Beware of an influx of fake news about the San Antonio Spurs' DeMar DeRozan
Saturday, I was scrolling through my Twitter feed as usual when the headline "Mavs to Target DeMar DeRozan in NBA Free Agency? Analysis" popped up. Seeing it was from Sports Illustrated, I was intrigued and gave it a click.
The article headline seems to indicate that there's evidence the Mavericks are targeting DeMar this summer, right? Well, not exactly. The piece is pure speculation, which is totally fine. I speculate all the time. But I can't help but feel like the headline makes it seem like the question is backed by something concrete, especially from a well-established site like Sports Illustrated.
Instead, the article cites NBAAnalysis.net not once, but twice as a way to tie in DeRozan to the Mavs. The first reference was to an article in which a writer predicted the landing spots of several free agents this summer.
The second is a link to a post called "3 Ideal landing spots for DeMar DeRozan." In that piece, the author calls DeRozan "not apart of the future plan" and implies the Spurs don't have money to pay him, which is a grammatical problem topped off with something untrue.
This leads me to my main tip in filtering out speculation for speculation's sake and actual, legitimate news about DeMar: consider the source. In going to the front page of NBAAnalysis.net, which also published the Simmons trade proposal I recently trashed, it's almost exclusively full of trade proposals featuring jersey-swapped free agents.
If that's your thing, go for it, and more power to them for finding what works for them.

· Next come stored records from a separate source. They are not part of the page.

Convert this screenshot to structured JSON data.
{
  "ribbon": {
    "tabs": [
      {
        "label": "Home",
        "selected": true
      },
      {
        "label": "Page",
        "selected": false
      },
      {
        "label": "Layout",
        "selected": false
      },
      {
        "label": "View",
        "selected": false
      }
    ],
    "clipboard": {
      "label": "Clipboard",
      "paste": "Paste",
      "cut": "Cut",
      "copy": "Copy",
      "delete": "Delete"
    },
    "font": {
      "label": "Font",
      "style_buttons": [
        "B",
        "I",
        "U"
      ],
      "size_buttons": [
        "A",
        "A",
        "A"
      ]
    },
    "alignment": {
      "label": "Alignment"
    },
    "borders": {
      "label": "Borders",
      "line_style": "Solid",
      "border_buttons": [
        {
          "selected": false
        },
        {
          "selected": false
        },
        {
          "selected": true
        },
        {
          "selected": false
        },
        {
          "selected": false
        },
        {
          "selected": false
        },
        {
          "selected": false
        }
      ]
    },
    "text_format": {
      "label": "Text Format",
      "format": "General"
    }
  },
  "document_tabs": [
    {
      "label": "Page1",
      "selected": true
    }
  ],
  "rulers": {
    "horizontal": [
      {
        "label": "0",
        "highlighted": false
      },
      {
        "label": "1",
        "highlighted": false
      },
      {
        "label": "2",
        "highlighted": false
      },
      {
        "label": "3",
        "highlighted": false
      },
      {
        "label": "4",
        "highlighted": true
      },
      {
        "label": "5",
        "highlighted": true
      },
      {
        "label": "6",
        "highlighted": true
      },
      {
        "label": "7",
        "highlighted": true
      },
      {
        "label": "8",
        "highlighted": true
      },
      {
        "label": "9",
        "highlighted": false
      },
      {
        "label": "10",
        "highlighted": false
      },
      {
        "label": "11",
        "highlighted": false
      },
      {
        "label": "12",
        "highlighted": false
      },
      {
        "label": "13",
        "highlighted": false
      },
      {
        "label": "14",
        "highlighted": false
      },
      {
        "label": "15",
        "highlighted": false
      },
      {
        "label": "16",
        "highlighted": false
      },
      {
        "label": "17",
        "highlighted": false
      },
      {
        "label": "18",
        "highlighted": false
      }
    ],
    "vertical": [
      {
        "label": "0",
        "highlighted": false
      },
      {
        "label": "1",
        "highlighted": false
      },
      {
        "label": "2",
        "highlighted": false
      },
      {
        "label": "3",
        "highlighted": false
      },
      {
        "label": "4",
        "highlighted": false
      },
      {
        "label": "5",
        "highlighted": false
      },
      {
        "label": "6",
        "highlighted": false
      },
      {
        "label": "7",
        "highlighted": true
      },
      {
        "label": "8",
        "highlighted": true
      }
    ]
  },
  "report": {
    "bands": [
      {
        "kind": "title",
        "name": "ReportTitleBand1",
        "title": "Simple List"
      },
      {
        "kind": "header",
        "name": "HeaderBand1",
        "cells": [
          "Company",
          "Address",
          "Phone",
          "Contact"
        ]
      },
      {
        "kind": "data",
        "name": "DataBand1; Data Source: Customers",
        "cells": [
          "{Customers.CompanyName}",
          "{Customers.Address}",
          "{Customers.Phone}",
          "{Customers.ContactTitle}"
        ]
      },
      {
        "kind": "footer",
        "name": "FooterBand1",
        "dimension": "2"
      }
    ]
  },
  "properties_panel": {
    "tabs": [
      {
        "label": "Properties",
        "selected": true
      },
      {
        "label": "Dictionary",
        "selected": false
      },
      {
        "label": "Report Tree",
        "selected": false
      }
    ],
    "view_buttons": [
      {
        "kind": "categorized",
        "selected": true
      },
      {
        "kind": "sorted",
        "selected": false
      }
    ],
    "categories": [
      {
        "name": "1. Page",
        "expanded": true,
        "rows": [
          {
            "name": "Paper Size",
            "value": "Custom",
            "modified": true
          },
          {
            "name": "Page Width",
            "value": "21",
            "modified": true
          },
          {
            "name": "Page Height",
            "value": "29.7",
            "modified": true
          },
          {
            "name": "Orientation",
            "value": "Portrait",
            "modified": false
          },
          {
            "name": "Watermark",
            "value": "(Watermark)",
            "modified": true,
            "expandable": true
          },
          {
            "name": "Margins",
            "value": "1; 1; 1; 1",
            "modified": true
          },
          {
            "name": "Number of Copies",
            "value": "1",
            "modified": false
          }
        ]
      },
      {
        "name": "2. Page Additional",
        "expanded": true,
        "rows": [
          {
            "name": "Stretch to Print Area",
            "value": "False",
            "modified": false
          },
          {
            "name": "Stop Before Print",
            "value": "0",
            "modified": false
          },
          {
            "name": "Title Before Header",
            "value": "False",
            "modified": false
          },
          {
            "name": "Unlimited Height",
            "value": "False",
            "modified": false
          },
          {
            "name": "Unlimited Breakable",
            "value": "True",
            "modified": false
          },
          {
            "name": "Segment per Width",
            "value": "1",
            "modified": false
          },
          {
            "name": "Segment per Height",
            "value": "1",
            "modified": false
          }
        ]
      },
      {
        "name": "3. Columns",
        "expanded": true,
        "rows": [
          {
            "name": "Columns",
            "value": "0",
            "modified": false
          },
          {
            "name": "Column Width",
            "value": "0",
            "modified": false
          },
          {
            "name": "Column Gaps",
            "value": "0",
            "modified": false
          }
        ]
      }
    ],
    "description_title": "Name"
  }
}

But when it starts to seep into more established outlets who also start using tricky headlines with them as a source, it starts to become a problem.
So what should you be looking for as more media outlets begin to resume coverage on the Spurs, DeMar, and the entire NBA free agency class?